Extending support to the farmers agitating for complete withdrawal of new farm laws introduced by the Modi Government in India, the Canadian Prime Minister Justin Trudeau had expressed concern and said his country will “be there to defend the rights of peaceful protest”.
How peaceful the protest was got demonstrated by the Republic Day violence in Delhi that was fanned by Khalistani elements, mainly in Canada, US and Pakistan.
It is an entirely a different matter that Trudeau later talked to Prime Minister Modi over phone to seek COVID vaccines from India. This could be a good diplomatic move to build bridges but his kind of politics that relies on support from Khalistan groups is only jeopardising global peace.
At the June 2020 Canada-led Ottawa Group meeting on World Trade Organization (WTO) reform and COVID-19, it was underscored by Canada that more than ever now was the time to work closely together with international trading partners because Canadians depend on open and flowing trade. It was emphasised that priorities in this direction must include greater transparency on export restrictions, besides “predictable and open trade in agriculture”.
A WTO joint statement from countries like Australia, Brazil, Canada, European Union, China, Japan, United Kingdom, New Zealand and United States, which was released on the request of Canada on 22 April 2020, opposed agriculture export restrictions and emphasised that countries should refrain from implementing unjustified trade barriers on agriculture and agri-food products and key agricultural production inputs.
The Joint statement reiterated the need to ensure that supply chains remain open and connected so that international markets can continue to function in supporting the movement of agricultural products and agriculture inputs, which plays an instrumental role in avoiding food shortages and ensuring global food security.
Further the WTO declaration emphasised that restraint will have to be exercised in establishing domestic food stocks of agricultural products that are traditionally exported so as to avoid disruptions or distortions in international trade.
The collective will of the WTO member nations is also opposed to imposition of agriculture export restrictions and implementation of unjustified trade barriers on agriculture and agri-food products and key agricultural production inputs.
It is in this backdrop, it’s shocking though not the least surprising that Canadian Prime Minister, Justin Trudeau took a u-turn on the Canadian government’s stand vis-à-vis trade barriers on agriculture and agri-food products and he tried to lecture India by opposing Modi government’s farm reforms and supporting the farmers bent upon maintaining status quo with relation to the MSP (minimum support price) regime and the agriculture markets (Mandis) that presently function under the vice-like-grip of middlemen (adhatias in Punjab) who are essentially the money spinners for political parties. It is this stranglehold that Narendra Modi is targetting. The Modi Government wants to guarantee maximum benefit to farmers by driving out the middlemen from the procurement process, prevent huge stocks of grain from rotting in government or the Food Corporation of India (FCI) godowns, curb corruption, and ensure proper storage and smooth movement of agricultural produce with the help of the private and corporate sector.
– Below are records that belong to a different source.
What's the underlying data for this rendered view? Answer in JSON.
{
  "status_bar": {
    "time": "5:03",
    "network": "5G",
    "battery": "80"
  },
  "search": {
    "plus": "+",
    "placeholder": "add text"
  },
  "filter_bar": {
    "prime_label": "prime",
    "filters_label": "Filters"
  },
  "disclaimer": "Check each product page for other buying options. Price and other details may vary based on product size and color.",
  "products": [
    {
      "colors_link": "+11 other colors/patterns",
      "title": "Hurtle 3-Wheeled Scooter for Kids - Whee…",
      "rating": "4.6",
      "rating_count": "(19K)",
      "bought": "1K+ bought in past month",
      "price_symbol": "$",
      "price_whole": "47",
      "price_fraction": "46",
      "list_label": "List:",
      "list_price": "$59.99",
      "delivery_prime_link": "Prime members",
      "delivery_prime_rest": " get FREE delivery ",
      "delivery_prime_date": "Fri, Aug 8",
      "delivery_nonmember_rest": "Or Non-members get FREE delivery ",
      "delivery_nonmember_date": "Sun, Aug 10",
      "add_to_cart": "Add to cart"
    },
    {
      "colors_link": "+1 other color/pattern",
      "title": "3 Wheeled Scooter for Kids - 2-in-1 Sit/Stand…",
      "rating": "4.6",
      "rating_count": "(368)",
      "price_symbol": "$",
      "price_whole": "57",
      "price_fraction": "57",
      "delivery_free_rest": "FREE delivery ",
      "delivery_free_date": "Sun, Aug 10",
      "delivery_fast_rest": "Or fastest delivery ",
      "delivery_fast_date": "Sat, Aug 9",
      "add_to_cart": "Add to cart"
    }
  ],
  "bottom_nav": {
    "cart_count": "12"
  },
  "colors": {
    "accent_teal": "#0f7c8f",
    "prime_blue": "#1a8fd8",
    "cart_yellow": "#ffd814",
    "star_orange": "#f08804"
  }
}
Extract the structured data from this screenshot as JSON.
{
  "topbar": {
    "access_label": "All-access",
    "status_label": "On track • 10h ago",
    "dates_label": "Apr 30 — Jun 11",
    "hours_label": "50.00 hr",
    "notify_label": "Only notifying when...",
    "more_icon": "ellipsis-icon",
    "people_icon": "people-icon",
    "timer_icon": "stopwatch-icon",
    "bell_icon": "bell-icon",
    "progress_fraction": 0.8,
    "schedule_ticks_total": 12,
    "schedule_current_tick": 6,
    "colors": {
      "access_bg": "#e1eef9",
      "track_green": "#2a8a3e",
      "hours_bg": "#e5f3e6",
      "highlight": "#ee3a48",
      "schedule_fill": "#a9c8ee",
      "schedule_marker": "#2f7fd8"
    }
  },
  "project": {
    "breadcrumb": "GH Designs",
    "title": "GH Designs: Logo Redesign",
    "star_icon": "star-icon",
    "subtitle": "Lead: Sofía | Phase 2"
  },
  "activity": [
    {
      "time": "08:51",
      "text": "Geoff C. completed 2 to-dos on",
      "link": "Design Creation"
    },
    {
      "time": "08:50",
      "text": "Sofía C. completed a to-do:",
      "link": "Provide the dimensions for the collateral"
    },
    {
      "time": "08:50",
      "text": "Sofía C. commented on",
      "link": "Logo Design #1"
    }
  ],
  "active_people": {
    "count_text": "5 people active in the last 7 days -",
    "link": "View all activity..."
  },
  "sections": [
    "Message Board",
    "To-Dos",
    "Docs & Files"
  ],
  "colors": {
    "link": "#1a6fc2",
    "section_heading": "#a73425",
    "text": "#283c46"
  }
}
One doesn’t need rocket science to conclude why Trudeau chose to be a double face. Obviously, he was being dictated by the political expediency of keeping the Khalistani group in Canada on his side, when he chose to meddle in the internal affairs of India much to the chagrin of the Indian citizens and majority of the Indian diaspora across the world.
When Trudeau sides with the pro-Khalistan elements to further his politics, one wonders what’s wrong with him. He is not so naïve that he can’t see what’s axiomatic. The world knows who the Khalistanis are and what they stand for. If Trudeau is blank on this count, he he should be reading “Khalistan: A Project of Pakistan” by veteran journalist Terry Milewski. It reveals, as the forward to this report says, the concept of Khalistan as a project of Pakistan, designed to subvert the national security of both Canada and India. Thirty-five years after the horrific Air India bombing, and 73 years after the independence and partition of India and Pakistan, Milewski conducted a complex and penetrating research into the geopolitical dimensions of the Khalistan cause and its affiliations with Pakistan’s ongoing policy of practicing state terror as statecraft, the report goes on to underscore.
In June 2019, Punjab Chief Minister and the unquestioned Congress leader in his state, Capt. Amarinder Singh had cited a 2018 public report released by the Canadian Security Intelligence Service (CSIS) and urged the Modi Government at the Centre to take serious note of disclosures about the Khalistan groups and mount global pressure on Canada to put an end to the use of its soil to spread terror in India. “India had, for too long, been soft towards Canada and needed to crack its whip aggressively, even seek UN sanctions if needed, to end the growing threat once and for all,” the Punjab CM had said in a statement.